] and [34
] when investigating gender differences regarding hand hygiene practice and compliance. Built environment factors including the ratio of toilets and urinals to sinks and hand dryers in each male and female restroom may also have influenced hand hygiene practice and compliance in this study. This is because it may have negatively influenced some members of the general population’s intention to practice hand hygiene as they may be unsure whether a hand dryer will be available for drying hands for example, or they felt pressured to dry their hands faster due to the presence of others, which prevents adequate compliance. Hanson et al., 2007 [2
] agrees with this view, finding that achieving complete hand hygiene compliance is not possible unless the proper public restroom facilities and amenities are already in place.
Some limitations were identified during the conduct of this study. There may have been systematic error regarding the analysis of the observed data as only one observer (the researcher) was used. In future, two separate analysts will be used to verify the results due to the large volume of footage that was generated.
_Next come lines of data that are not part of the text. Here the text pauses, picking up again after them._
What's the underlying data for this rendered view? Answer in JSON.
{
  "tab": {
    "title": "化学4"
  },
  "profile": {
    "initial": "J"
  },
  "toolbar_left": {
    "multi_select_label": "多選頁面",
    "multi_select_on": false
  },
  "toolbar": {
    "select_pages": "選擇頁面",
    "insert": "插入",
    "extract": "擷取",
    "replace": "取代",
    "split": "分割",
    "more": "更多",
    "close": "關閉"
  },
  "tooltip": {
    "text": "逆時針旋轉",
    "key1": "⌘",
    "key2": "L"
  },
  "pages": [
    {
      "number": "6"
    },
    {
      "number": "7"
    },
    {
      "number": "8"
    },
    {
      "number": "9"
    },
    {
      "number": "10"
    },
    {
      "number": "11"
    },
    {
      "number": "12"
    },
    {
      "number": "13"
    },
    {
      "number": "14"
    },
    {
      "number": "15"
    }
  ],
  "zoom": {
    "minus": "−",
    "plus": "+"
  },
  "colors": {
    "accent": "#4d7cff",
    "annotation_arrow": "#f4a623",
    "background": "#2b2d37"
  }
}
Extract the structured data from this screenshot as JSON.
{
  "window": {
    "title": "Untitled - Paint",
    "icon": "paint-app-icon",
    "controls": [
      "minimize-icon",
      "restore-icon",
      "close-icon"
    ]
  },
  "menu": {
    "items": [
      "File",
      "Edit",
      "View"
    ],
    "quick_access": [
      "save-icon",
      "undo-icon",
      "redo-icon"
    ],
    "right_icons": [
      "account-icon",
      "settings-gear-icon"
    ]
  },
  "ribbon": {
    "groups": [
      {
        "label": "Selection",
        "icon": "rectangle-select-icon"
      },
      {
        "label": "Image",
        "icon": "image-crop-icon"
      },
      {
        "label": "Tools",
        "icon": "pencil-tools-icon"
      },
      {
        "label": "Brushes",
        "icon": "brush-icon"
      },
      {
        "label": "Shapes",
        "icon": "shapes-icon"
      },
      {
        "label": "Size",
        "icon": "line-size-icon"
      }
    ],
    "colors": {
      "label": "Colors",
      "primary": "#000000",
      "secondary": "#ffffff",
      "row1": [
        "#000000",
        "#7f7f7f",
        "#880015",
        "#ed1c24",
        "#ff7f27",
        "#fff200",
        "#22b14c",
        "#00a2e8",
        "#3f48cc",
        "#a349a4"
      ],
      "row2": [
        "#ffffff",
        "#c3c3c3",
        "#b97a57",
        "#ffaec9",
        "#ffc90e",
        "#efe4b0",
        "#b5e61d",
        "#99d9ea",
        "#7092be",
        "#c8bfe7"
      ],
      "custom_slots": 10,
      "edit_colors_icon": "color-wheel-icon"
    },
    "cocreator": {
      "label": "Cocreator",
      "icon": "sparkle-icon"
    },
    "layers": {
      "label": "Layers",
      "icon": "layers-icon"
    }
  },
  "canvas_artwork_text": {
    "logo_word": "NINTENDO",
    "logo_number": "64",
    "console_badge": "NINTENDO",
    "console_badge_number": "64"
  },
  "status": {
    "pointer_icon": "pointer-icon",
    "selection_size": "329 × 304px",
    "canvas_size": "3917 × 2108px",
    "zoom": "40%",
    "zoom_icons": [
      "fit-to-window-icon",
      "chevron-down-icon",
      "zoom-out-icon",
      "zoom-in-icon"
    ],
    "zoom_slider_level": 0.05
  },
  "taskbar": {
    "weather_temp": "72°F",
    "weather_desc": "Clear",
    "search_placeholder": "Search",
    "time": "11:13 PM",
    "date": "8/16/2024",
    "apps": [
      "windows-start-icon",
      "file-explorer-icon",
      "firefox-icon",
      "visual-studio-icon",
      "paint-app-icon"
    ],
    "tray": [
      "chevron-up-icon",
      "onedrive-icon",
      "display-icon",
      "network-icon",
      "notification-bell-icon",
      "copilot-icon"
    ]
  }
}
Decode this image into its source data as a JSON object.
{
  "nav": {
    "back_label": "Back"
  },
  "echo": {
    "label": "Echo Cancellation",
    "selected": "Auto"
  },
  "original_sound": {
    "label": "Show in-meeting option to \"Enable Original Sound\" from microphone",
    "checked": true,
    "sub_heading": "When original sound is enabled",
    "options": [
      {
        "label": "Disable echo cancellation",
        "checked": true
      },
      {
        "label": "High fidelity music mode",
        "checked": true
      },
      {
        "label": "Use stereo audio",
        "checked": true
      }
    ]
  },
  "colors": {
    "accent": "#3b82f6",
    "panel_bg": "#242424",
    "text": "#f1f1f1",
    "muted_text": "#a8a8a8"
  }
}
Furthermore, only one set of male and female restrooms were observed due to time, ethical and cost restrictions. In addition, it was not possible to determine whether the people observed each day during both observation periods were not the same members of the university population due to the anonymous nature of the thermal footage recorded. Also, the lower number of females observed compared to males suggests that the Hawthorne Effect may have influenced behaviour. This is because the placement of the signage on the exterior doors of each restroom informing people that the sink and hand dryer areas were under observation for research purposes presumably influenced the number of females that knowingly consented to using the restrooms.
This study aimed to assess the effectiveness of a poster intervention on the hand hygiene practice and compliance of a university population when using public restrooms in a university setting. The findings indicated that the hand hygiene practice and compliance of people in this setting are generally poor, and that the use of an independent, self-designed poster intervention has limited effect on improving hand hygiene practice and compliance in this setting, particularly in the short term. The findings also demonstrate the usefulness of using thermal imaging cameras for monitoring hand hygiene practice and compliance, as a large number of people can be observed simultaneously and a range of behaviours can be reliably recorded. Future research should focus on exploring the reasons for the limited effectiveness of a self-designed poster intervention on hand hygiene practice and compliance in a university setting, and how behavioural determinants including the presence of others affect compliance. Future research should also investigate whether a range of poster interventions that are informed by behavioural theory can successfully change behaviour, and further explore the usefulness of thermal imaging cameras for monitoring hand hygiene behaviour in the wider community setting.